**Your assignment:** Check each line of the material below for the string "gear" and reply with how many have it, nothing more.
- - - - - - -
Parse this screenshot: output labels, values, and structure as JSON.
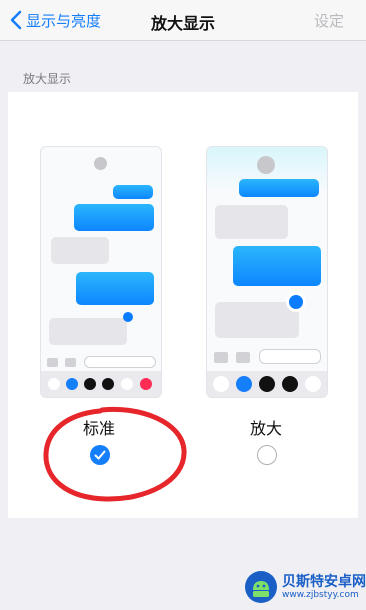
{
  "navbar": {
    "back_label": "显示与亮度",
    "title": "放大显示",
    "action_label": "设定"
  },
  "section": {
    "header": "放大显示"
  },
  "options": [
    {
      "label": "标准",
      "selected": true
    },
    {
      "label": "放大",
      "selected": false
    }
  ],
  "watermark": {
    "title": "贝斯特安卓网",
    "url": "www.zjbstyy.com"
  },
  "colors": {
    "accent": "#157efb",
    "annotation_red": "#e6262a",
    "bubble_blue": "#1a9bfc",
    "bubble_grey": "#e5e5ea"
  }
}
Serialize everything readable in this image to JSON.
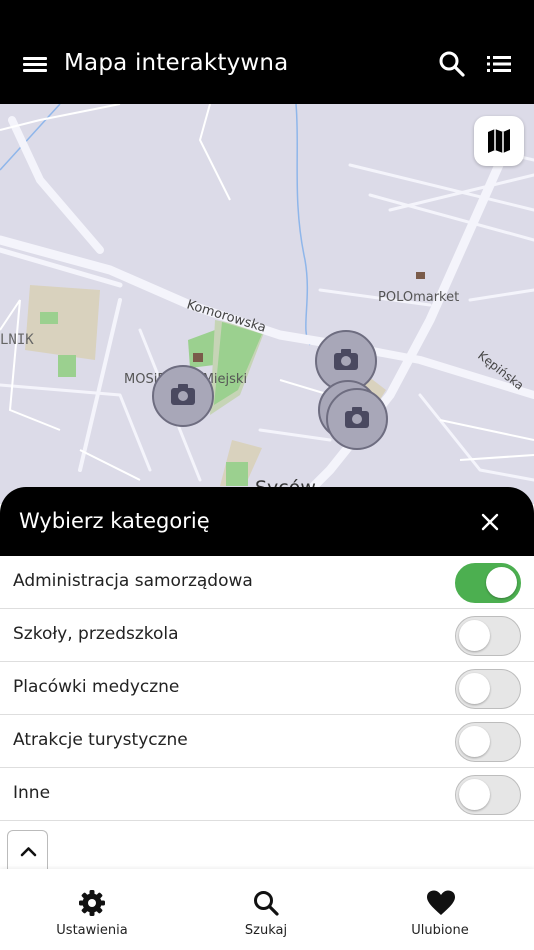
{
  "appbar": {
    "title": "Mapa interaktywna",
    "icons": [
      "menu-icon",
      "search-icon",
      "list-icon"
    ]
  },
  "map": {
    "streets": [
      "Komorowska",
      "Kępińska"
    ],
    "places": [
      "POLOmarket",
      "MOSiR",
      "Park Miejski",
      "Syców",
      "LNIK"
    ],
    "markers": [
      "camera-icon",
      "camera-icon",
      "camera-icon",
      "camera-icon"
    ],
    "layers_icon": "map-icon"
  },
  "sheet": {
    "title": "Wybierz kategorię",
    "close_icon": "close-icon",
    "categories": [
      {
        "label": "Administracja samorządowa",
        "enabled": true
      },
      {
        "label": "Szkoły, przedszkola",
        "enabled": false
      },
      {
        "label": "Placówki medyczne",
        "enabled": false
      },
      {
        "label": "Atrakcje turystyczne",
        "enabled": false
      },
      {
        "label": "Inne",
        "enabled": false
      }
    ]
  },
  "bottom_nav": {
    "items": [
      {
        "label": "Ustawienia",
        "icon": "gear-icon"
      },
      {
        "label": "Szukaj",
        "icon": "search-icon"
      },
      {
        "label": "Ulubione",
        "icon": "heart-icon"
      }
    ]
  },
  "colors": {
    "appbar": "#000000",
    "toggle_on": "#4caf50",
    "map_bg": "#dcdbe8",
    "road": "#f4f4fb",
    "green_area": "#9bd08f",
    "marker": "#a8a7b8"
  }
}
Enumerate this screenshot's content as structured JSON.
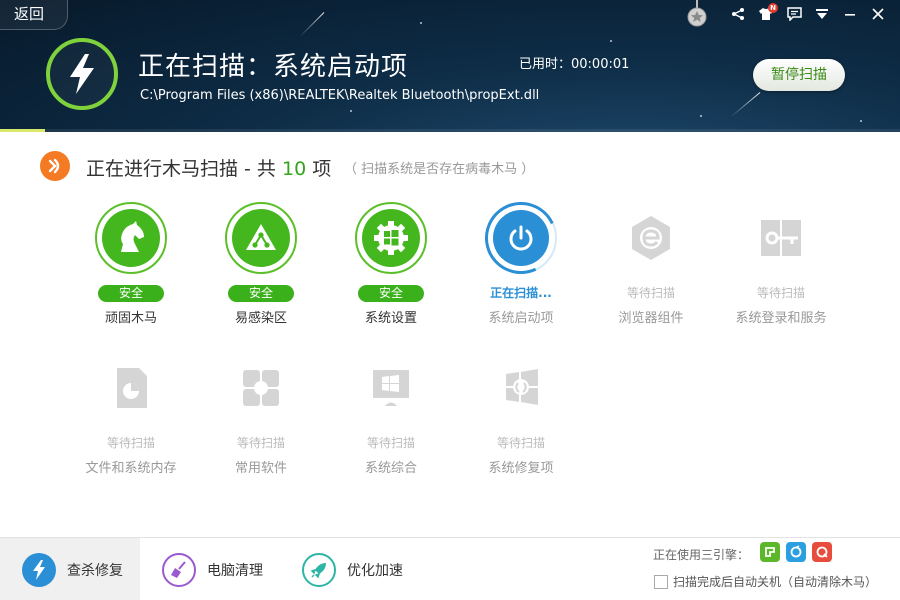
{
  "header": {
    "back_label": "返回",
    "scan_title": "正在扫描：系统启动项",
    "scan_path": "C:\\Program Files (x86)\\REALTEK\\Realtek Bluetooth\\propExt.dll",
    "elapsed": "已用时：00:00:01",
    "pause_label": "暂停扫描",
    "notification_badge": "N",
    "accent_color": "#7fd23c"
  },
  "summary": {
    "title_prefix": "正在进行木马扫描 - 共",
    "count": "10",
    "title_suffix": "项",
    "hint": "（ 扫描系统是否存在病毒木马 ）"
  },
  "items": [
    {
      "status": "安全",
      "label": "顽固木马",
      "state": "done",
      "icon": "horse-icon"
    },
    {
      "status": "安全",
      "label": "易感染区",
      "state": "done",
      "icon": "network-triangle-icon"
    },
    {
      "status": "安全",
      "label": "系统设置",
      "state": "done",
      "icon": "windows-gear-icon"
    },
    {
      "status": "正在扫描...",
      "label": "系统启动项",
      "state": "active",
      "icon": "power-icon"
    },
    {
      "status": "等待扫描",
      "label": "浏览器组件",
      "state": "waiting",
      "icon": "browser-e-icon"
    },
    {
      "status": "等待扫描",
      "label": "系统登录和服务",
      "state": "waiting",
      "icon": "login-service-icon"
    },
    {
      "status": "等待扫描",
      "label": "文件和系统内存",
      "state": "waiting",
      "icon": "file-memory-icon"
    },
    {
      "status": "等待扫描",
      "label": "常用软件",
      "state": "waiting",
      "icon": "software-icon"
    },
    {
      "status": "等待扫描",
      "label": "系统综合",
      "state": "waiting",
      "icon": "system-general-icon"
    },
    {
      "status": "等待扫描",
      "label": "系统修复项",
      "state": "waiting",
      "icon": "system-repair-icon"
    }
  ],
  "bottom": {
    "tabs": [
      {
        "label": "查杀修复",
        "icon": "bolt-icon",
        "color": "#2b8fd6"
      },
      {
        "label": "电脑清理",
        "icon": "broom-icon",
        "color": "#9b59d0"
      },
      {
        "label": "优化加速",
        "icon": "rocket-icon",
        "color": "#2fb5a5"
      }
    ],
    "engines_label": "正在使用三引擎：",
    "engines": [
      {
        "name": "engine-green",
        "color": "#5cb82a"
      },
      {
        "name": "engine-blue",
        "color": "#2b9fe0"
      },
      {
        "name": "engine-red",
        "color": "#e74c3c"
      }
    ],
    "auto_shutdown": "扫描完成后自动关机（自动清除木马）"
  },
  "colors": {
    "safe": "#3ab01a",
    "active": "#2b8fd6",
    "waiting": "#c8c8c8",
    "header_bg": "#0e2d47"
  }
}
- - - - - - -
**Problem solution:** 2